◆ Exercise goal
Pick out all lines with the word "text" from the records that follow.

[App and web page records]

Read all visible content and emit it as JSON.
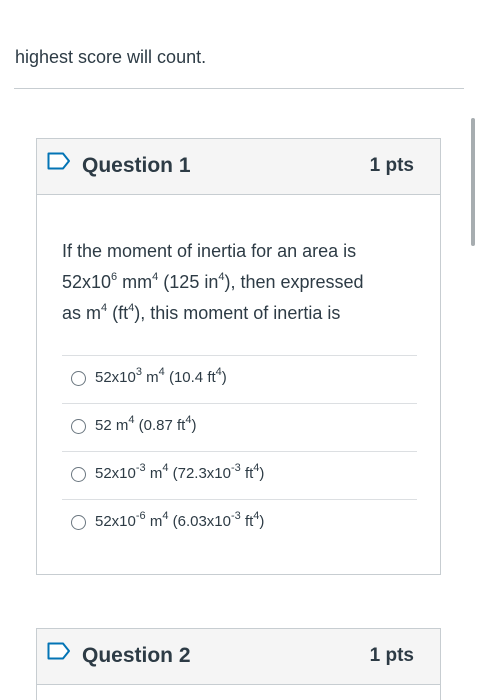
{
  "intro": {
    "text": "highest score will count."
  },
  "questions": [
    {
      "title": "Question 1",
      "points": "1 pts",
      "prompt": {
        "line1": "If the moment of inertia for an area is",
        "line2a": "52x10",
        "line2b": "6",
        "line2c": " mm",
        "line2d": "4",
        "line2e": " (125 in",
        "line2f": "4",
        "line2g": "), then expressed",
        "line3a": "as m",
        "line3b": "4",
        "line3c": " (ft",
        "line3d": "4",
        "line3e": "), this moment of inertia is"
      },
      "answers": [
        {
          "a": "52x10",
          "b": "3",
          "c": " m",
          "d": "4",
          "e": " (10.4 ft",
          "f": "4",
          "g": ")"
        },
        {
          "a": "52  m",
          "b": "4",
          "c": " (0.87 ft",
          "d": "4",
          "e": ")"
        },
        {
          "a": "52x10",
          "b": "-3",
          "c": " m",
          "d": "4",
          "e": " (72.3x10",
          "f": "-3",
          "g": " ft",
          "h": "4",
          "i": ")"
        },
        {
          "a": "52x10",
          "b": "-6",
          "c": " m",
          "d": "4",
          "e": " (6.03x10",
          "f": "-3",
          "g": " ft",
          "h": "4",
          "i": ")"
        }
      ]
    },
    {
      "title": "Question 2",
      "points": "1 pts"
    }
  ],
  "colors": {
    "text": "#2d3b45",
    "header_bg": "#f5f5f5",
    "border": "#c7cdd1",
    "flag": "#0374b5"
  },
  "icons": {
    "flag": "bookmark-flag-icon",
    "radio": "radio-button-icon"
  }
}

◆ Problem solution
    "text": "highest score will count."
    "text": "#2d3b45",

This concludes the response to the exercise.